### EXERCISE AIM
Show every line of the records below that contains the word "this".

### PROVIDED DATA
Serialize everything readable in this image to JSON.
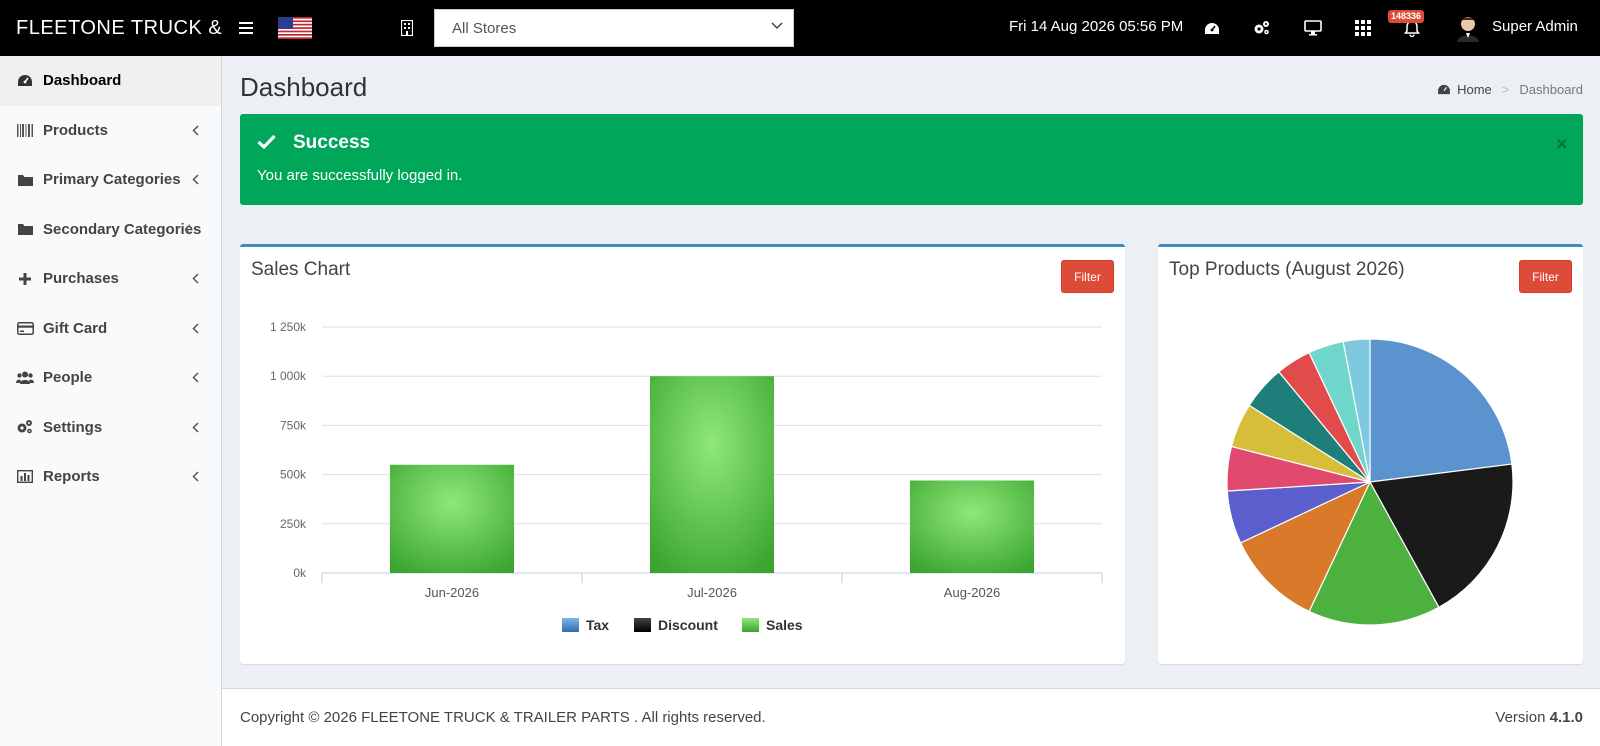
{
  "header": {
    "brand": "FLEETONE  TRUCK & TRAILER PARTS",
    "store_select": {
      "value": "All Stores"
    },
    "datetime": "Fri 14 Aug 2026 05:56 PM",
    "notification_count": "148336",
    "user_name": "Super Admin"
  },
  "sidebar": {
    "items": [
      {
        "label": "Dashboard",
        "icon": "dashboard-icon",
        "active": true
      },
      {
        "label": "Products",
        "icon": "barcode-icon"
      },
      {
        "label": "Primary Categories",
        "icon": "folder-icon"
      },
      {
        "label": "Secondary Categories",
        "icon": "folder-icon"
      },
      {
        "label": "Purchases",
        "icon": "plus-icon"
      },
      {
        "label": "Gift Card",
        "icon": "credit-card-icon"
      },
      {
        "label": "People",
        "icon": "users-icon"
      },
      {
        "label": "Settings",
        "icon": "cogs-icon"
      },
      {
        "label": "Reports",
        "icon": "bar-chart-icon"
      }
    ]
  },
  "page": {
    "title": "Dashboard",
    "breadcrumb": {
      "home": "Home",
      "current": "Dashboard"
    }
  },
  "alert": {
    "title": "Success",
    "message": "You are successfully logged in.",
    "close": "×"
  },
  "sales_box": {
    "title": "Sales Chart",
    "filter_label": "Filter"
  },
  "products_box": {
    "title": "Top Products (August 2026)",
    "filter_label": "Filter"
  },
  "chart_data": [
    {
      "type": "bar",
      "categories": [
        "Jun-2026",
        "Jul-2026",
        "Aug-2026"
      ],
      "series": [
        {
          "name": "Tax",
          "values": [
            0,
            0,
            0
          ],
          "color": "#4a86c8"
        },
        {
          "name": "Discount",
          "values": [
            0,
            0,
            0
          ],
          "color": "#111111"
        },
        {
          "name": "Sales",
          "values": [
            550000,
            1000000,
            470000
          ],
          "color": "#4cbb3c"
        }
      ],
      "yticks": [
        "0k",
        "250k",
        "500k",
        "750k",
        "1 000k",
        "1 250k"
      ],
      "ylim": [
        0,
        1250000
      ],
      "grid": true,
      "legend": "bottom"
    },
    {
      "type": "pie",
      "values": [
        23,
        19,
        15,
        11,
        6,
        5,
        5,
        5,
        4,
        4,
        3
      ],
      "colors": [
        "#5b93cf",
        "#1a1a1a",
        "#4cb13f",
        "#d9792a",
        "#5b5fce",
        "#e04a6e",
        "#d6bd3a",
        "#1e7f7a",
        "#e24b4b",
        "#6fd6cc",
        "#7ec8e0"
      ]
    }
  ],
  "footer": {
    "copyright": "Copyright © 2026 FLEETONE  TRUCK & TRAILER PARTS . All rights reserved.",
    "version_label": "Version",
    "version": "4.1.0"
  }
}
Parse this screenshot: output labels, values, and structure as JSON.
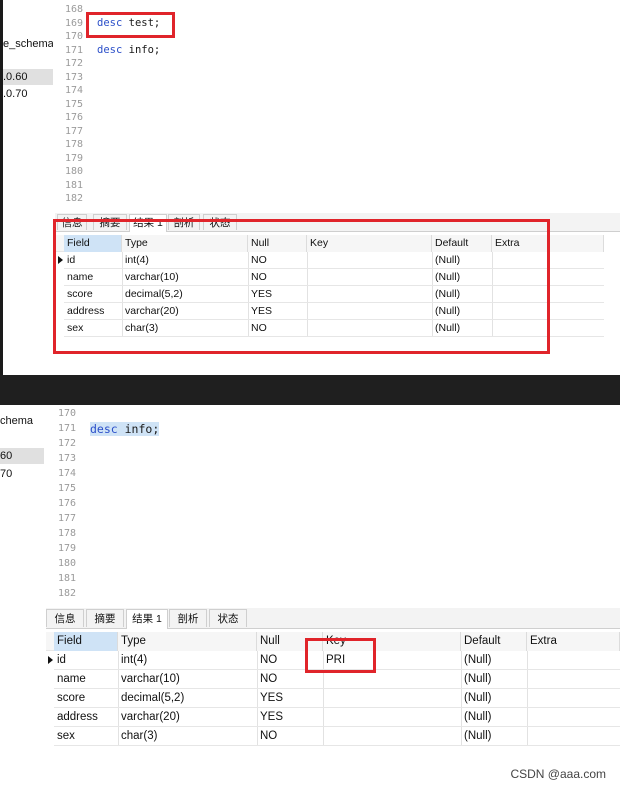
{
  "top": {
    "sidebar": [
      "e_schema",
      ".0.60",
      ".0.70"
    ],
    "line_numbers": [
      "168",
      "169",
      "170",
      "171",
      "172",
      "173",
      "174",
      "175",
      "176",
      "177",
      "178",
      "179",
      "180",
      "181",
      "182"
    ],
    "code": {
      "line169_kw": "desc",
      "line169_id": " test;",
      "line171_kw": "desc",
      "line171_id": " info;"
    },
    "tabs": [
      "信息",
      "摘要",
      "结果 1",
      "剖析",
      "状态"
    ],
    "headers": [
      "Field",
      "Type",
      "Null",
      "Key",
      "Default",
      "Extra"
    ],
    "rows": [
      {
        "field": "id",
        "type": "int(4)",
        "null": "NO",
        "key": "",
        "default": "(Null)",
        "extra": ""
      },
      {
        "field": "name",
        "type": "varchar(10)",
        "null": "NO",
        "key": "",
        "default": "(Null)",
        "extra": ""
      },
      {
        "field": "score",
        "type": "decimal(5,2)",
        "null": "YES",
        "key": "",
        "default": "(Null)",
        "extra": ""
      },
      {
        "field": "address",
        "type": "varchar(20)",
        "null": "YES",
        "key": "",
        "default": "(Null)",
        "extra": ""
      },
      {
        "field": "sex",
        "type": "char(3)",
        "null": "NO",
        "key": "",
        "default": "(Null)",
        "extra": ""
      }
    ]
  },
  "bottom": {
    "sidebar": [
      "chema",
      "60",
      "70"
    ],
    "line_numbers": [
      "170",
      "171",
      "172",
      "173",
      "174",
      "175",
      "176",
      "177",
      "178",
      "179",
      "180",
      "181",
      "182"
    ],
    "code": {
      "line171_kw": "desc",
      "line171_id": " info;"
    },
    "tabs": [
      "信息",
      "摘要",
      "结果 1",
      "剖析",
      "状态"
    ],
    "headers": [
      "Field",
      "Type",
      "Null",
      "Key",
      "Default",
      "Extra"
    ],
    "rows": [
      {
        "field": "id",
        "type": "int(4)",
        "null": "NO",
        "key": "PRI",
        "default": "(Null)",
        "extra": ""
      },
      {
        "field": "name",
        "type": "varchar(10)",
        "null": "NO",
        "key": "",
        "default": "(Null)",
        "extra": ""
      },
      {
        "field": "score",
        "type": "decimal(5,2)",
        "null": "YES",
        "key": "",
        "default": "(Null)",
        "extra": ""
      },
      {
        "field": "address",
        "type": "varchar(20)",
        "null": "YES",
        "key": "",
        "default": "(Null)",
        "extra": ""
      },
      {
        "field": "sex",
        "type": "char(3)",
        "null": "NO",
        "key": "",
        "default": "(Null)",
        "extra": ""
      }
    ]
  },
  "watermark": "CSDN @aaa.com"
}
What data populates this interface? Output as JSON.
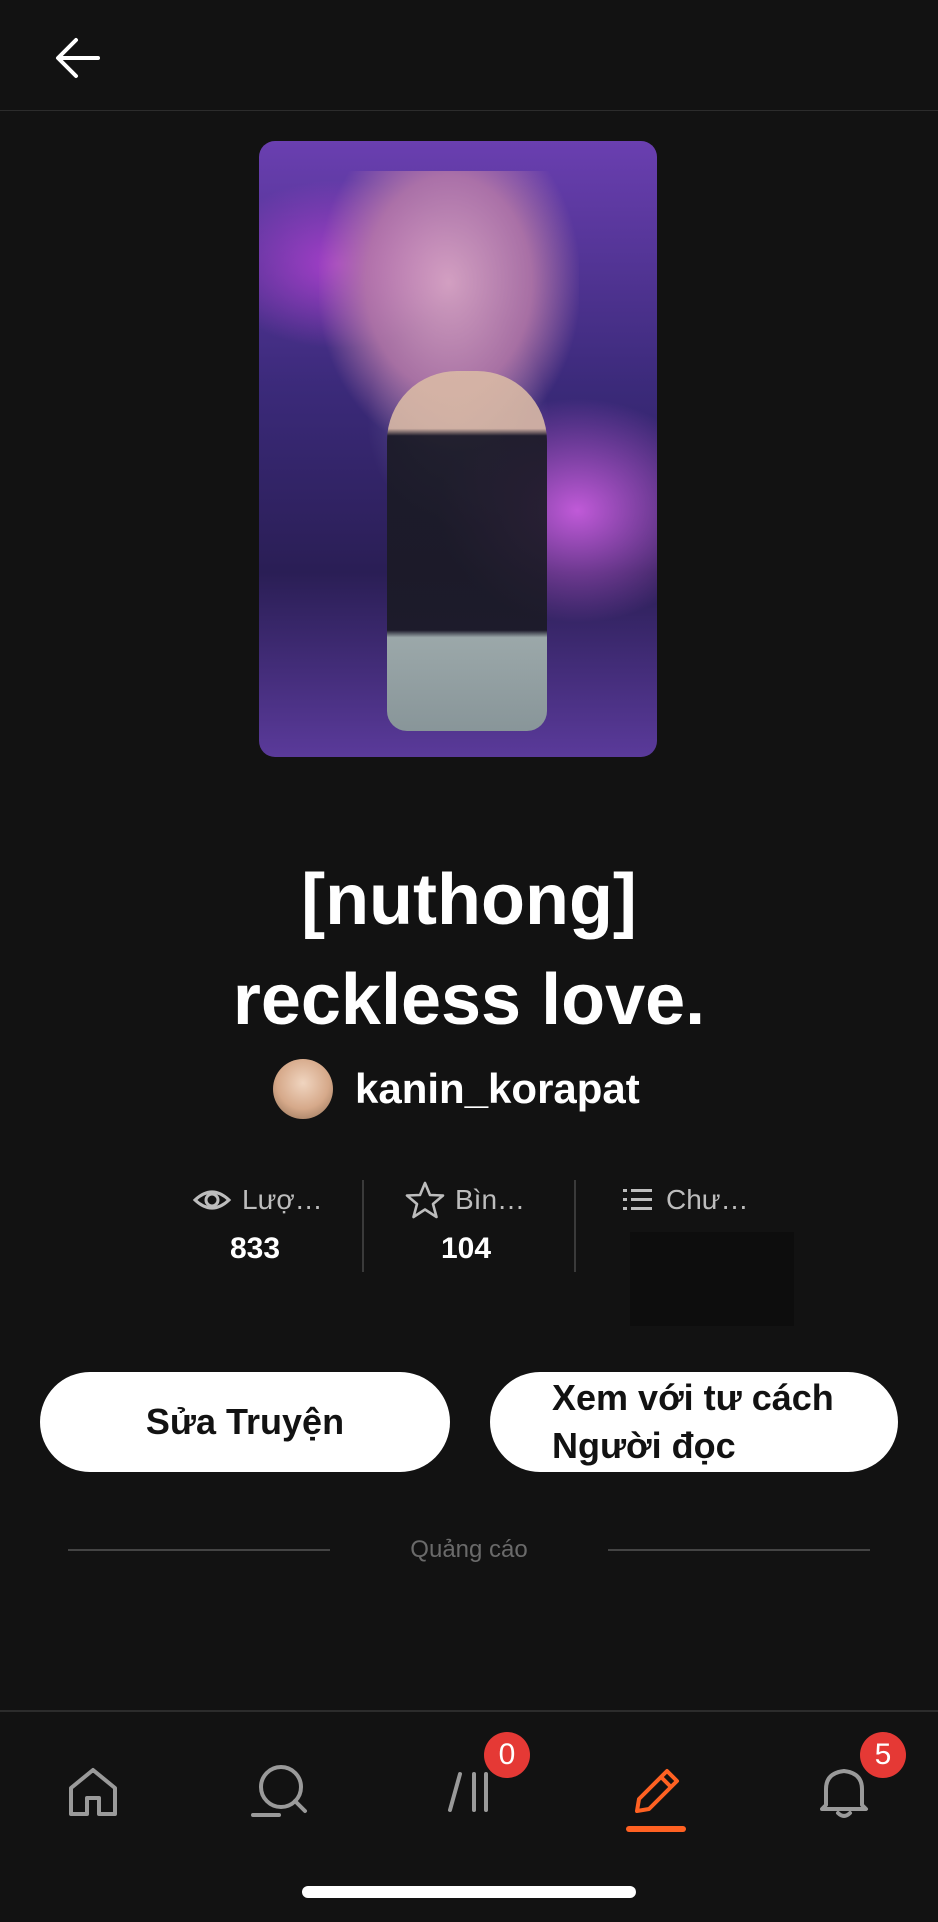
{
  "header": {
    "back_icon": "arrow-left-icon"
  },
  "story": {
    "title_line1": "[nuthong]",
    "title_line2": "reckless love.",
    "author": "kanin_korapat"
  },
  "stats": {
    "reads": {
      "label": "Lượ…",
      "value": "833",
      "icon": "eye-icon"
    },
    "votes": {
      "label": "Bìn…",
      "value": "104",
      "icon": "star-icon"
    },
    "parts": {
      "label": "Chư…",
      "icon": "list-icon"
    }
  },
  "actions": {
    "edit_label": "Sửa Truyện",
    "read_label": "Xem với tư cách\nNgười đọc"
  },
  "ad": {
    "label": "Quảng cáo"
  },
  "nav": {
    "items": [
      "home-icon",
      "search-icon",
      "library-icon",
      "write-icon",
      "bell-icon"
    ],
    "library_badge": "0",
    "notifications_badge": "5",
    "active": "write-icon"
  },
  "colors": {
    "background": "#121212",
    "accent": "#ff6122",
    "badge": "#e53935"
  }
}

### RESPONSE TO THE TASK
Serialize everything readable in this image to JSON.
Parse this screenshot: output labels, values, and structure as JSON.
What data populates this interface? Output as JSON.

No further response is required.